Material provided Block Start

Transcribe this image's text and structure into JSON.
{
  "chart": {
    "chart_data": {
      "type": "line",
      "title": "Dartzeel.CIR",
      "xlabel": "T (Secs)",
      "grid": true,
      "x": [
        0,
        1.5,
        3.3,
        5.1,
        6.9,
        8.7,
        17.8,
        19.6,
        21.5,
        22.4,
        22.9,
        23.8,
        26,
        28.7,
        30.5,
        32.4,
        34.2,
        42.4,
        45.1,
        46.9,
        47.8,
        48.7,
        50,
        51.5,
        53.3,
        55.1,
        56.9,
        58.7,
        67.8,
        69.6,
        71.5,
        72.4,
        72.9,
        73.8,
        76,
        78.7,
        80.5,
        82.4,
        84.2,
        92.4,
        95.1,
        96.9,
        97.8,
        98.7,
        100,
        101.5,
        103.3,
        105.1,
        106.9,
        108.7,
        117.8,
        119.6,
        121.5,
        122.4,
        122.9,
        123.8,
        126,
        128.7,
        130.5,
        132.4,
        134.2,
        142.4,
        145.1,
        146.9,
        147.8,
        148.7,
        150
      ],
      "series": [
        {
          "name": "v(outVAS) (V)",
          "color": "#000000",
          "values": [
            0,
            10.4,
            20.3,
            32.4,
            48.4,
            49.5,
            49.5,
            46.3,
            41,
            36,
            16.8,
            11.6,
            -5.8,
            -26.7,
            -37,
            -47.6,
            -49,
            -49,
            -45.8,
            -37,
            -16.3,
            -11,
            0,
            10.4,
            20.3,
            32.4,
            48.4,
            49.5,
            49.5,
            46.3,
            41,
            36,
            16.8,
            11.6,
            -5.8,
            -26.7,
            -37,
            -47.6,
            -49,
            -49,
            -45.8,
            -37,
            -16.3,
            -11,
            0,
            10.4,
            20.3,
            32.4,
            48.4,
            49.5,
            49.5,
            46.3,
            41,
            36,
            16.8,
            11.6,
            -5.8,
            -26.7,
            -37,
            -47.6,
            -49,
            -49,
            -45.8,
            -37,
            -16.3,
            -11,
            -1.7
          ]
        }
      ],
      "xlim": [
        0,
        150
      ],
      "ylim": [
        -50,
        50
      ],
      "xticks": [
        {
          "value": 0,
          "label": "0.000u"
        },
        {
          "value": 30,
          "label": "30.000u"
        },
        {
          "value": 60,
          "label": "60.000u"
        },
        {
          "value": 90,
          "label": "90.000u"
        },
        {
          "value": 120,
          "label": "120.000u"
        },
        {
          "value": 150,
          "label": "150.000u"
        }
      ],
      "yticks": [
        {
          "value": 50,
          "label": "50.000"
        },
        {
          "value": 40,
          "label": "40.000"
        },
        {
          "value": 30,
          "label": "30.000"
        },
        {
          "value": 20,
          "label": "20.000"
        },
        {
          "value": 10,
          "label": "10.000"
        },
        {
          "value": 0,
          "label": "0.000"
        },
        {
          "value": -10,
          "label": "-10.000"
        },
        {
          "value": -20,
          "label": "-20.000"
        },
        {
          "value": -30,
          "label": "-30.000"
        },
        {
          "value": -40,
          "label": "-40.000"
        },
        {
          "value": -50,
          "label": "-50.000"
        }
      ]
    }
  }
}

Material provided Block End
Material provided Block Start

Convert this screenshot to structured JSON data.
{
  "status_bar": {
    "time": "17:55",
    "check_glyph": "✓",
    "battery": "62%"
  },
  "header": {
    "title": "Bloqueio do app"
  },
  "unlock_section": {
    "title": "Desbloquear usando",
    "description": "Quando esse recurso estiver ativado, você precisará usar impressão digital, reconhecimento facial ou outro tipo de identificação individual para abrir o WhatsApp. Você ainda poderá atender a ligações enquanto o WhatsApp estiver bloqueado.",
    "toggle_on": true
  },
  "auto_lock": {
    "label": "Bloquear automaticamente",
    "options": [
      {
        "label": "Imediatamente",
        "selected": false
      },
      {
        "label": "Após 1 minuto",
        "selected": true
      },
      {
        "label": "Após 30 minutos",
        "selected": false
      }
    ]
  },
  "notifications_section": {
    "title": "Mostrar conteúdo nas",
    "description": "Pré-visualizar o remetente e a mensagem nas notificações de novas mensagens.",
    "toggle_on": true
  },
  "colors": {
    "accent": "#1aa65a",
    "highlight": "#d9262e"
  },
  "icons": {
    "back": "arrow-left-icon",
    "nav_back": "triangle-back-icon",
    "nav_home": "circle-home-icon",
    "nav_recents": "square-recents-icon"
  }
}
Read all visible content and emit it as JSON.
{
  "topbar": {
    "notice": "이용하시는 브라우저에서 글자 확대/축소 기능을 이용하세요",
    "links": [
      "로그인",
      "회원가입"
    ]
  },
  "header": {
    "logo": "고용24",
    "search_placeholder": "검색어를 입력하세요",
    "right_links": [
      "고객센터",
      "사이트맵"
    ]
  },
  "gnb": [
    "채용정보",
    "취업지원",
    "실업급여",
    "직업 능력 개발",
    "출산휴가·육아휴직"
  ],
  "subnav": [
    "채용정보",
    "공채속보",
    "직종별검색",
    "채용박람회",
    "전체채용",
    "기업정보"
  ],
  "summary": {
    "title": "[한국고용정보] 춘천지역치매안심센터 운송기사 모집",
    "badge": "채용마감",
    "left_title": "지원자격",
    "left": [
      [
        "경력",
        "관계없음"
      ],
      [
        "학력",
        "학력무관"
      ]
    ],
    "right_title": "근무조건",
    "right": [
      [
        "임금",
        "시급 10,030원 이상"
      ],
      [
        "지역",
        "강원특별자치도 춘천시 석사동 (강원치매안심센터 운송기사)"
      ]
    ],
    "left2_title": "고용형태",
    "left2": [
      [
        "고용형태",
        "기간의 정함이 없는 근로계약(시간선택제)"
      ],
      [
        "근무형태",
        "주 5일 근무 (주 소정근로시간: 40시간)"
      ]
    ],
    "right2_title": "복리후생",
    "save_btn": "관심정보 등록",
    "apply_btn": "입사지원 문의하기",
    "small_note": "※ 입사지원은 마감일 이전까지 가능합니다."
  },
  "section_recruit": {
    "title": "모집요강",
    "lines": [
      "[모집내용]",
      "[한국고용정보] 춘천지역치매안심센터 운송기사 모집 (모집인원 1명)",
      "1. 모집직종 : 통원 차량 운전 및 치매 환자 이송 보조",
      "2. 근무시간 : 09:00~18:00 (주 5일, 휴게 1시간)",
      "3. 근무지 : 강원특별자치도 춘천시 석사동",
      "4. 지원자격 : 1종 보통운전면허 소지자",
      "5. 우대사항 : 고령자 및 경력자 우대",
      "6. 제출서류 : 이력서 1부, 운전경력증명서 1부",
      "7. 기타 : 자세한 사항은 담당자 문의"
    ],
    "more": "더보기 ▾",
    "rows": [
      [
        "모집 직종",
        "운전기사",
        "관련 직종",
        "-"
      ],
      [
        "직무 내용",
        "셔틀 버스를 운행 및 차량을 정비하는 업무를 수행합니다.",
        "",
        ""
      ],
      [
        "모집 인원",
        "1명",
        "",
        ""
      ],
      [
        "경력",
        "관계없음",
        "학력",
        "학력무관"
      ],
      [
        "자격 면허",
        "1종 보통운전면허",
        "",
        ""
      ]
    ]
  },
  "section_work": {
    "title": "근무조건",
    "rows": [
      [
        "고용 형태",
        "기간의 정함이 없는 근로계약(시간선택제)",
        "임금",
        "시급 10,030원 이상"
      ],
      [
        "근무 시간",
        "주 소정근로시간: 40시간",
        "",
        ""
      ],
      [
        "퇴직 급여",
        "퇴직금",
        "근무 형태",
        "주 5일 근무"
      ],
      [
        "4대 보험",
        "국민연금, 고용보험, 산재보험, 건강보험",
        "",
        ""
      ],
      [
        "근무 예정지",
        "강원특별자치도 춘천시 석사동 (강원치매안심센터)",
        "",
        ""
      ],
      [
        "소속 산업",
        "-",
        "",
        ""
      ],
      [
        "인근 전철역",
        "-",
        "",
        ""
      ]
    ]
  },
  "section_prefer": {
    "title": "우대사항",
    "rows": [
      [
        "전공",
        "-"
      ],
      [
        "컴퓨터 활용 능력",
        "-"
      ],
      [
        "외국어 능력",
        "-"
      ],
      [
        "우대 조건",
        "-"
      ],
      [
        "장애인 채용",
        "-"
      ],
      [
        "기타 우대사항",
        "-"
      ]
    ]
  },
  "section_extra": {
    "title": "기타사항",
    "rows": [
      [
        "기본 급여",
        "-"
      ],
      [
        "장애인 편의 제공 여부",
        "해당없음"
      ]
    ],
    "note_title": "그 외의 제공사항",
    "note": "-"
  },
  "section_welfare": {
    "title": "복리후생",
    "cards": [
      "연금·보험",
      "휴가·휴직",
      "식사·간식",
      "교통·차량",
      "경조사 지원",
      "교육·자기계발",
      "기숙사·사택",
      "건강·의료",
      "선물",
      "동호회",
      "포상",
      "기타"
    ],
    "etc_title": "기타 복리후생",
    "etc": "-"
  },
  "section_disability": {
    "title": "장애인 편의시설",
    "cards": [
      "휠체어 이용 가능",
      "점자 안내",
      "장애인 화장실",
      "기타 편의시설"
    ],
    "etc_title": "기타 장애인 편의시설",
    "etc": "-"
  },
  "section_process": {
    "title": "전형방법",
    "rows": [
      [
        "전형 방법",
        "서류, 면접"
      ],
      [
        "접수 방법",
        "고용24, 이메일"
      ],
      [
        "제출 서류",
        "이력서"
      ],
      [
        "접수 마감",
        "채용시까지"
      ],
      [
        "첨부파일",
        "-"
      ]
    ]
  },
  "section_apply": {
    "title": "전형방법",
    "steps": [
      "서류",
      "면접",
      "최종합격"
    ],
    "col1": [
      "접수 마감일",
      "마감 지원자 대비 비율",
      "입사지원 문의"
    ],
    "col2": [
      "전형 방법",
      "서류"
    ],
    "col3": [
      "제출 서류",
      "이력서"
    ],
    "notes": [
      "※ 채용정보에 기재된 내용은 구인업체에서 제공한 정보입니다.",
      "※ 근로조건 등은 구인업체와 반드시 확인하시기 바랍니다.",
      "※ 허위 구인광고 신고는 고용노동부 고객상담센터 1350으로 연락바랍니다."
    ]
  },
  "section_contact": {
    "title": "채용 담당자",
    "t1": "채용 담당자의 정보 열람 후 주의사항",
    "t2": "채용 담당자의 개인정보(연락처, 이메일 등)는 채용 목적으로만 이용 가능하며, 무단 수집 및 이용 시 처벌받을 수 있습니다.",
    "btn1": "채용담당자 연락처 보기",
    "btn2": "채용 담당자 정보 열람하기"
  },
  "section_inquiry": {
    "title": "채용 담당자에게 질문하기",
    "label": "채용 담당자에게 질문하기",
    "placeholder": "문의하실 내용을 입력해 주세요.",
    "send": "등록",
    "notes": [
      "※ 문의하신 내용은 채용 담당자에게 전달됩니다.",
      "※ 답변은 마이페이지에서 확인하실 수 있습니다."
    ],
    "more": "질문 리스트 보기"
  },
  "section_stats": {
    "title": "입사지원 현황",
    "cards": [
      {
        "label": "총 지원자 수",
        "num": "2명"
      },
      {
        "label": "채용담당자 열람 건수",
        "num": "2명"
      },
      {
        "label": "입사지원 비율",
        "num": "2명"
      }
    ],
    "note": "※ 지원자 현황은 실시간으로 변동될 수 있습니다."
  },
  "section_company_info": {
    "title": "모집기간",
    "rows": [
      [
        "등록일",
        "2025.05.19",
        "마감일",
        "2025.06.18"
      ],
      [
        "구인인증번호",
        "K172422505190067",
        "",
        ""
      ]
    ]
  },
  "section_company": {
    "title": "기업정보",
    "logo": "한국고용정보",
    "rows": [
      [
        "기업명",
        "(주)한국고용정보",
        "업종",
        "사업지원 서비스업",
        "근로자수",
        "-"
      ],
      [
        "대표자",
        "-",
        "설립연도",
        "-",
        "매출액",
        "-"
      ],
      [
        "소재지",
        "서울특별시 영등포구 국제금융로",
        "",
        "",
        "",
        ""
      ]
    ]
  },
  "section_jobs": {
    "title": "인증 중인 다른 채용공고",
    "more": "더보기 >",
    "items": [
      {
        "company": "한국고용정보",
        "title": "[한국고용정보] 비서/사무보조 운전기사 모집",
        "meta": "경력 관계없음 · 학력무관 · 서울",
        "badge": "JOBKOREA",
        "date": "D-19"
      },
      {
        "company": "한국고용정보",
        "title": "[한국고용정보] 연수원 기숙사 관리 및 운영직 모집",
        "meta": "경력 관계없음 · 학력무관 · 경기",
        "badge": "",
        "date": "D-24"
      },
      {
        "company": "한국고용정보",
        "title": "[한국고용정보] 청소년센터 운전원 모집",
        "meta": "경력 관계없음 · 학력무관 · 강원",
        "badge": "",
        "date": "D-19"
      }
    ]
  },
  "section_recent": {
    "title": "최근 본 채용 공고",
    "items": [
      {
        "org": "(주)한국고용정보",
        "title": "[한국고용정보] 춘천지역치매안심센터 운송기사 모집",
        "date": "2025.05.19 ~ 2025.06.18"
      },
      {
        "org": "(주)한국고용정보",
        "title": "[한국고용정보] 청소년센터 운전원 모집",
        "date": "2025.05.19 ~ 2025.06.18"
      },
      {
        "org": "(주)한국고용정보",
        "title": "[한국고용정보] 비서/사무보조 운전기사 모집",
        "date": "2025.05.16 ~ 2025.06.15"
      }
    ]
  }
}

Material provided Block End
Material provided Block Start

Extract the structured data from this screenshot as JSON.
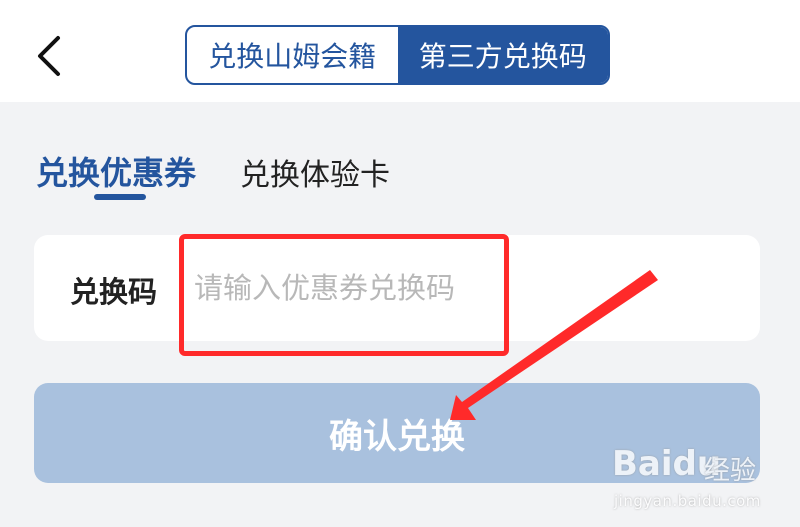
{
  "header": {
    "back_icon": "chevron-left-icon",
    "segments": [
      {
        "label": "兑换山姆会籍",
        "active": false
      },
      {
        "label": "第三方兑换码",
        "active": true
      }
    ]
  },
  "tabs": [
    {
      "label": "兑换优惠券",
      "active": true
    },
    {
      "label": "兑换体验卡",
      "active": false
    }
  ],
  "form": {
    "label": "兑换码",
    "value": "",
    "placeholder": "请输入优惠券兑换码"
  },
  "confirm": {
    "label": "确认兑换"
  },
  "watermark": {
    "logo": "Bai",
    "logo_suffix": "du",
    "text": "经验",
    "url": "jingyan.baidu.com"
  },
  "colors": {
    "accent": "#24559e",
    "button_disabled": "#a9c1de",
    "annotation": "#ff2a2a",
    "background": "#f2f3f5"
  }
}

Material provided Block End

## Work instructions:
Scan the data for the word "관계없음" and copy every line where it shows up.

## Solution for this task:
        "관계없음"
        "관계없음",
        "meta": "경력 관계없음 · 학력무관 · 서울",
        "meta": "경력 관계없음 · 학력무관 · 경기",
        "meta": "경력 관계없음 · 학력무관 · 강원",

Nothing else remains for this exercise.